Queen’s Park, like much of Kilburn, was developed by Solomon Barnett. The two-storey terraced houses east of the park, built between 1895 and 1900, typically have clean, classical lines. Those west of the park, built 1900–05, tend to be more Gothic in style. Barnett’s wife was from the West Country, and many of the roads he developed are named either for places she knew (e.g. Torbay, Tiverton, Honiton) or for popular poets of the time (e.g. Tennyson). The first occupants of the area in late Victorian times were typically lower middle class, such as clerks and teachers. Queen’s Park is both demographically and architecturally diverse. The streets around the park at the heart of Queen’s Park are a conservation area.
There is hardly any social housing in the streets around Queens Park itself, and the area was zoned as not suitable for social housing in the 1970s and 1980s as even then house prices were above average for the borough of Brent, which made them unaffordable for local Housing Associations.
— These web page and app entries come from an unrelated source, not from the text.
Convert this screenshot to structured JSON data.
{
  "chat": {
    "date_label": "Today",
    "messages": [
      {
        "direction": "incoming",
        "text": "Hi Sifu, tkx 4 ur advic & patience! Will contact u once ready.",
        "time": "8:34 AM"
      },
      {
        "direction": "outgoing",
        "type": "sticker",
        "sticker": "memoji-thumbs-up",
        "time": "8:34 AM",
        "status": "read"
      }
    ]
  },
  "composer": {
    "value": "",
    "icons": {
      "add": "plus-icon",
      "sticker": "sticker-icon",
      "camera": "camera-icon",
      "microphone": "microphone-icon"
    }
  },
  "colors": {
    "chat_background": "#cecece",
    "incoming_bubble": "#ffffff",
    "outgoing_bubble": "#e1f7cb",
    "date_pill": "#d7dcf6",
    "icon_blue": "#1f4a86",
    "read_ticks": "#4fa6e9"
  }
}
The main shopping streets of Salusbury Road and Chamberlayne Road have fewer convenience stores and more high-value shops and restaurants. Local schools – some of which struggled to attract the children of wealthier local families in the past – are now over-subscribed. House prices have risen accordingly.
Queen’s Park station was first opened by the London and North Western Railway on 2 June 1879 on the main line from London to Birmingham.
Services on the Bakerloo line were extended from Kilburn Park to Queen’s Park on 11 February 1915. On 10 May 1915 Bakerloo services began to operate north of Queen’s Park as far as Willesden Junction over the recently built Watford DC Line tracks shared with the LNWR.